April 23, 2020
How Emily Dickinson Develops the Same Theme in the Poems “Faith” Is Fine Invention”
and “I Never Saw a Moor”?
The poetry of Emily Dickinson is full of straightforward approaches to the major
everyday themes of her time, as she wants to strike a balance between the material and
immaterial worlds to understand human characters amid reasonable manifestations. She
masterly and laconically uses the language in her poems “Faith” Is Fine Invention and I
Never Saw a Moor to introduce the idea of religion and science, human beliefs and
assumptions, and natural and subtle matters surrounding individuals. In other words, she
refuses categorical judgments in her poems in favor of some pragmatic and critical points to
guide a reader through her ideas metaphorically. Therefore, in the two poems by Dickinson,
she focuses on the use of metaphors and sound to discover her broad viewpoint on the
relation between religion and science and tangible and intangible facts and matters.
First, it is important to note that Dickinson uses a single stanza with four lines to
introduce a reasonable balance between religious and scientific things by the time she wrote
the poem. A reader is welcome to feel the difference between seeing and proving with

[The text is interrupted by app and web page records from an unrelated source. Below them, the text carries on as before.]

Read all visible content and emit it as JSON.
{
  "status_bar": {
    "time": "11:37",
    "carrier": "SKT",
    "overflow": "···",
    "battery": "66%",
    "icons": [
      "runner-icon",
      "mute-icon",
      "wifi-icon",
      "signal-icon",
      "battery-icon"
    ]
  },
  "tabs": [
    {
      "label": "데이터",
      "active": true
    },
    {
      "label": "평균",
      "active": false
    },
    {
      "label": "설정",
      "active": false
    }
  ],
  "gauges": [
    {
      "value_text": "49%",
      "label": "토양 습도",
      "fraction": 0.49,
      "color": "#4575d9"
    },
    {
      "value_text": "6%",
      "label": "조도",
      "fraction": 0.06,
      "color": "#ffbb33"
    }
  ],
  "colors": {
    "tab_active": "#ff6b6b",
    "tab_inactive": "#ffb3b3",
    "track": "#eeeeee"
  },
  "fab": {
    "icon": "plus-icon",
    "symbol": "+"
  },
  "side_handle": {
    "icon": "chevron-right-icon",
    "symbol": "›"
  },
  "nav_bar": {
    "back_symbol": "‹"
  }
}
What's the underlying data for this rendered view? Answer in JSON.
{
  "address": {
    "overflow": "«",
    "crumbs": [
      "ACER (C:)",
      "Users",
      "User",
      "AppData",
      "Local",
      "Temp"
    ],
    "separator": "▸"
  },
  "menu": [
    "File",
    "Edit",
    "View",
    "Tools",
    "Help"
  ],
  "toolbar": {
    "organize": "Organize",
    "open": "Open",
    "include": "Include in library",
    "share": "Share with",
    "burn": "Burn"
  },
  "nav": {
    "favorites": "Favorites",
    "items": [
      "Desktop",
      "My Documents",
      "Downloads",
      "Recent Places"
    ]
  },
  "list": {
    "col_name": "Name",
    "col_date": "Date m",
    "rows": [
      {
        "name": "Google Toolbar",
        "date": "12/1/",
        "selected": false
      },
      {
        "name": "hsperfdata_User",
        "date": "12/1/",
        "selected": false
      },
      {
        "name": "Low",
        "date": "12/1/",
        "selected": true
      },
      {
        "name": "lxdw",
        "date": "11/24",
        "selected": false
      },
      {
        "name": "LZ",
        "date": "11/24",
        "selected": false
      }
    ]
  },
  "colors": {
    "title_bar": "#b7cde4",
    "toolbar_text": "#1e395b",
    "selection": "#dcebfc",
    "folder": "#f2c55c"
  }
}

prudence and how these issues are critical for the contemporary world. The author discovers a
variety of ABCB rhyme, meter, sound, and metaphors (Leiter 98). However, the four lines

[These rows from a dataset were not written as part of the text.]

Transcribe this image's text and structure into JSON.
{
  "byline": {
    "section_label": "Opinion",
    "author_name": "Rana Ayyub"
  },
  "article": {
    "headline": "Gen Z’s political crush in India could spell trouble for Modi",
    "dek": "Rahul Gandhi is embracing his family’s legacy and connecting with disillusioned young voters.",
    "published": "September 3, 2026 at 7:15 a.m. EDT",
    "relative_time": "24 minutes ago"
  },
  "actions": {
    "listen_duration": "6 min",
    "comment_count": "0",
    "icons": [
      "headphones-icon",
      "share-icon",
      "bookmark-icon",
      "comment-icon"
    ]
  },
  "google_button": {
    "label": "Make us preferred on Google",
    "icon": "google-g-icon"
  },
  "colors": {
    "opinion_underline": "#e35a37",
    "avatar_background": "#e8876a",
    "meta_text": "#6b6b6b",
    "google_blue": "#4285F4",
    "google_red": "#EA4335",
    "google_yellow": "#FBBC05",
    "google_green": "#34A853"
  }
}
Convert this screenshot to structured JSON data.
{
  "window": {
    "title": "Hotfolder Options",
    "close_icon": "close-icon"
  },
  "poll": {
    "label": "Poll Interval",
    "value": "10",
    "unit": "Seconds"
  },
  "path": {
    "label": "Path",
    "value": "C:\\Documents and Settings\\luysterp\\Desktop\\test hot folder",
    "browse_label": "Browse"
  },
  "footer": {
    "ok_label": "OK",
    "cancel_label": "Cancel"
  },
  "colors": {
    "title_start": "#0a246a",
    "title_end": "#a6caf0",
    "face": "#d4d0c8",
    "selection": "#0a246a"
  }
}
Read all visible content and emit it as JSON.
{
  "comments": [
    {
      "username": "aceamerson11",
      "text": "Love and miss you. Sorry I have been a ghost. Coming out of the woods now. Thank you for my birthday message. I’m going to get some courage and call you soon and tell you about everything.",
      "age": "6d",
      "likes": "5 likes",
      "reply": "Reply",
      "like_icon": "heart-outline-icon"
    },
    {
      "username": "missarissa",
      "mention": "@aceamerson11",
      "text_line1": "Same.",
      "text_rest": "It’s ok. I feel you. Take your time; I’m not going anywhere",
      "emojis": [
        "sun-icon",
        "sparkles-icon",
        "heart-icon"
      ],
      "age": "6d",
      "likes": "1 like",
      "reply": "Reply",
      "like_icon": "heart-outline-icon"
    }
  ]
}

given in the poem have a direct relation to the depth of meaning included in the title as a
reflection of the first line:

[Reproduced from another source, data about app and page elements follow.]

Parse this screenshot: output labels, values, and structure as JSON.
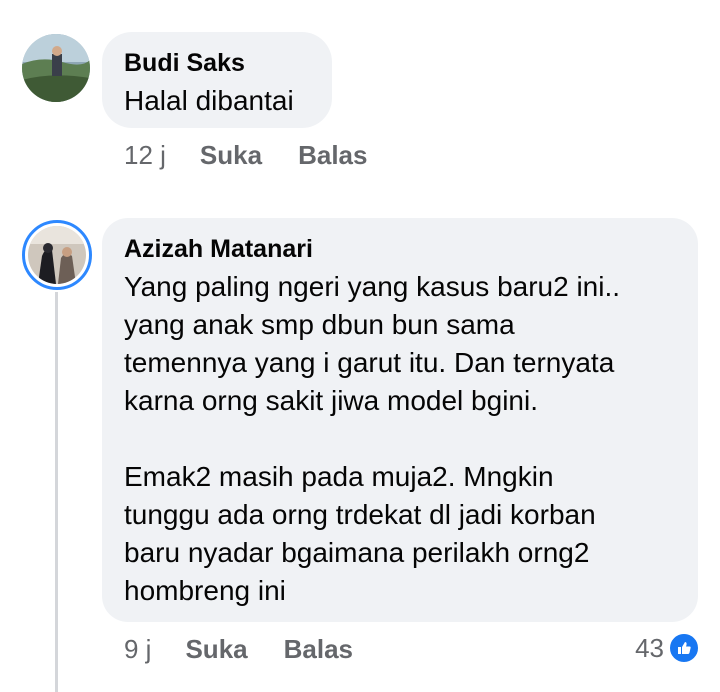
{
  "comments": [
    {
      "author": "Budi Saks",
      "text": "Halal dibantai",
      "time": "12 j",
      "like_label": "Suka",
      "reply_label": "Balas"
    },
    {
      "author": "Azizah Matanari",
      "text": "Yang paling ngeri yang kasus baru2 ini..\nyang anak smp dbun bun sama\ntemennya yang i garut itu. Dan ternyata\nkarna orng sakit jiwa model bgini.\n\nEmak2 masih pada muja2. Mngkin\ntunggu ada orng trdekat dl jadi korban\nbaru nyadar bgaimana perilakh orng2\nhombreng ini",
      "time": "9 j",
      "like_label": "Suka",
      "reply_label": "Balas",
      "reaction_count": "43",
      "reaction_icon": "like-icon"
    }
  ],
  "colors": {
    "bubble": "#f0f2f5",
    "meta_text": "#65676b",
    "story_ring": "#2d88ff",
    "like_blue": "#1877f2"
  }
}
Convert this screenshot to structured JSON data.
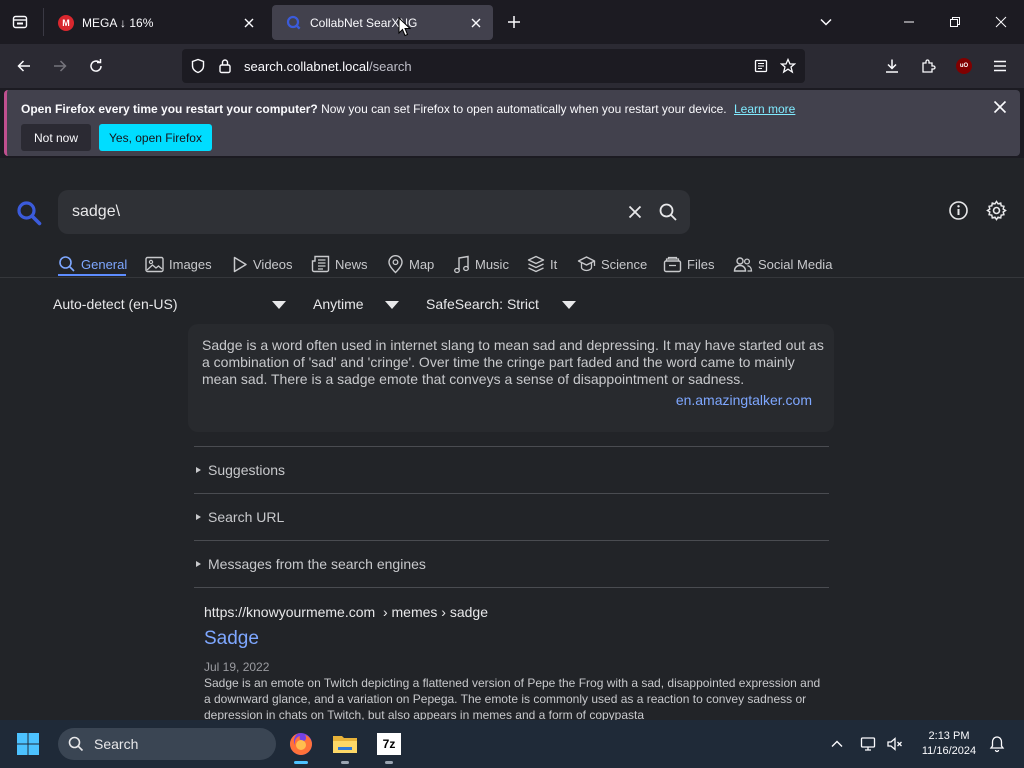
{
  "browser": {
    "tabs": [
      {
        "title": "MEGA ↓ 16%"
      },
      {
        "title": "CollabNet SearXNG"
      }
    ],
    "url": {
      "host": "search.collabnet.local",
      "path": "/search"
    }
  },
  "notification": {
    "bold": "Open Firefox every time you restart your computer?",
    "text": "Now you can set Firefox to open automatically when you restart your device.",
    "link": "Learn more",
    "not_now": "Not now",
    "yes": "Yes, open Firefox"
  },
  "search": {
    "query": "sadge\\"
  },
  "categories": [
    {
      "label": "General",
      "icon": "search-icon"
    },
    {
      "label": "Images",
      "icon": "image-icon"
    },
    {
      "label": "Videos",
      "icon": "play-icon"
    },
    {
      "label": "News",
      "icon": "newspaper-icon"
    },
    {
      "label": "Map",
      "icon": "map-pin-icon"
    },
    {
      "label": "Music",
      "icon": "music-icon"
    },
    {
      "label": "It",
      "icon": "layers-icon"
    },
    {
      "label": "Science",
      "icon": "science-icon"
    },
    {
      "label": "Files",
      "icon": "files-icon"
    },
    {
      "label": "Social Media",
      "icon": "people-icon"
    }
  ],
  "filters": {
    "language": "Auto-detect (en-US)",
    "time": "Anytime",
    "safesearch": "SafeSearch: Strict"
  },
  "infobox": {
    "text": "Sadge is a word often used in internet slang to mean sad and depressing. It may have started out as a combination of 'sad' and 'cringe'. Over time the cringe part faded and the word came to mainly mean sad. There is a sadge emote that conveys a sense of disappointment or sadness.",
    "source": "en.amazingtalker.com"
  },
  "sections": {
    "suggestions": "Suggestions",
    "search_url": "Search URL",
    "messages": "Messages from the search engines"
  },
  "result": {
    "url": "https://knowyourmeme.com",
    "breadcrumb": "› memes › sadge",
    "title": "Sadge",
    "date": "Jul 19, 2022",
    "snippet": "Sadge is an emote on Twitch depicting a flattened version of Pepe the Frog with a sad, disappointed expression and a downward glance, and a variation on Pepega. The emote is commonly used as a reaction to convey sadness or depression in chats on Twitch, but also appears in memes and a form of copypasta"
  },
  "taskbar": {
    "search_label": "Search",
    "time": "2:13 PM",
    "date": "11/16/2024",
    "apps": [
      "firefox-icon",
      "file-explorer-icon",
      "7zip-icon"
    ]
  }
}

“Faith” is a fine invention
For Gentlemen who see!
But Microscopes are prudent
In an Emergency (Dickinson)!
Along with the use of sound to keep the reader focused on the ideas of seeing and the
benefits of microscopes, a reader gives a so-called moment of enlightenment, understanding